Millions would struggle in cashless society

One in five people in the UK would struggle to cope without cash, according to new research by the Royal Society of Arts (RSA).

The last decade has seen a rapid rise of digital banking and payments and the Covid-19 pandemic has only accelerated this shift.

However, the RSA’s Cash Census study found that a significant proportion of the public would feel left behind in a cashless society where they woud have to rely on debit and credit cards, online and mobile banking and smartphone payments.

Ten million people or 19% of the population say they would struggle to cope if they had to go cashless, while another 15 million (29%) say they could cope but it would be a major inconvenience.

More than a quarter (29% or 15 million people) of the population use cash for budgeting.

And although the pandemic led to a rise in non-cash payments, 8 million people (15% of the population) said they were actually using cash more.

The survey also found that two-thirds of the population (64%) are concerned about fraud when making digital payments.

“For millions of people, their relationship with cash is critical to the way they manage their weekly budget,” said Mark Hall, author of the report.

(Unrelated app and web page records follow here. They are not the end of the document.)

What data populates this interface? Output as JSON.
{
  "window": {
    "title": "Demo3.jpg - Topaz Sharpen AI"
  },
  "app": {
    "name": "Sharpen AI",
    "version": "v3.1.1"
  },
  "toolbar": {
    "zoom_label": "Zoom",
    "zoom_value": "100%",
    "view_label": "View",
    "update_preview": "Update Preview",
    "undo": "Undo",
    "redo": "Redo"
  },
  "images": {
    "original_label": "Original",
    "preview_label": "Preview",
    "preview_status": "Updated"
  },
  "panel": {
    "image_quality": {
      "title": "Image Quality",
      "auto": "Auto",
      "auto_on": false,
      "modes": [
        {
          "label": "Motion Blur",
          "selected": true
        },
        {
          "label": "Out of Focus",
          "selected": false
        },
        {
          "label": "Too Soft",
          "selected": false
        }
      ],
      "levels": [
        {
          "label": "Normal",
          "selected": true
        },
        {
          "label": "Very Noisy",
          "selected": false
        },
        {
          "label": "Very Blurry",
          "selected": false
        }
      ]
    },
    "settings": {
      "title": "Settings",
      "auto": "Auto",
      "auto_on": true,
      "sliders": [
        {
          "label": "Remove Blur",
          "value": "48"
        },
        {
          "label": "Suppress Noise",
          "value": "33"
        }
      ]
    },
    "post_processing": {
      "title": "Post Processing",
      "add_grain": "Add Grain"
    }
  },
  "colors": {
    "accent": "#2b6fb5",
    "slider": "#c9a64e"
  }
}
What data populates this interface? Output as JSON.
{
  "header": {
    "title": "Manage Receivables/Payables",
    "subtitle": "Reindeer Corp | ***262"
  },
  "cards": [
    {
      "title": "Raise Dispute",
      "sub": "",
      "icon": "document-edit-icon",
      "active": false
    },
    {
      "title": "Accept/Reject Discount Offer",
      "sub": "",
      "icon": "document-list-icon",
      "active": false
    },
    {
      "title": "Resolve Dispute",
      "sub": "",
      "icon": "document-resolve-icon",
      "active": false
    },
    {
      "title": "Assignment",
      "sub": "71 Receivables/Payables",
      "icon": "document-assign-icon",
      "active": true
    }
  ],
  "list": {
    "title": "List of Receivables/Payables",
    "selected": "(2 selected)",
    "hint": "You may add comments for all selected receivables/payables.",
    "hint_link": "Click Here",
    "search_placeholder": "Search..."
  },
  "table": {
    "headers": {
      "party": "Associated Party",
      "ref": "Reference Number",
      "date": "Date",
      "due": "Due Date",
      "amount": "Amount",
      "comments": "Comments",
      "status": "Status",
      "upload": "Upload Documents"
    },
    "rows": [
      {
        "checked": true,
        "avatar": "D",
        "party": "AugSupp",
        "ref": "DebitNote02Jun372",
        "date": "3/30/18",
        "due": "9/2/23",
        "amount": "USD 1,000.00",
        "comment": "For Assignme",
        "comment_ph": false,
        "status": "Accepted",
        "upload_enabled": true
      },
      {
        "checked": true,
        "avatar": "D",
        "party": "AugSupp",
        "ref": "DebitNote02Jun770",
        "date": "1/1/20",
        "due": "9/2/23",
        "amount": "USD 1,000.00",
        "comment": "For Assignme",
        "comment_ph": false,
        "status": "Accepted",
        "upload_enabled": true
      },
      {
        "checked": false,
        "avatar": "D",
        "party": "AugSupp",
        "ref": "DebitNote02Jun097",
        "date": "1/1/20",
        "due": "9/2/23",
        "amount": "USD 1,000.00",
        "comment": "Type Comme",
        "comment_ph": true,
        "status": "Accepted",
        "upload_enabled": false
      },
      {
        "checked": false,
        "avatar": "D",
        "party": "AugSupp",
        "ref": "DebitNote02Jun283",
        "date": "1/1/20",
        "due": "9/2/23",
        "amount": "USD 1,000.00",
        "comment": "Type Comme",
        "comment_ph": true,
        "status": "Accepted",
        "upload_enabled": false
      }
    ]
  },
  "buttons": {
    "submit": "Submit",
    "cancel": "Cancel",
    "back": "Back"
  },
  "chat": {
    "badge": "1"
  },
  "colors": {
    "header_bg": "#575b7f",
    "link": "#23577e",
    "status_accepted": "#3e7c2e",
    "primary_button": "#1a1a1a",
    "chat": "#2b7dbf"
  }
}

“Despite online banking and shopping becoming more common, our research shows the percentage of the population wholly reliant on cash is unchanged.”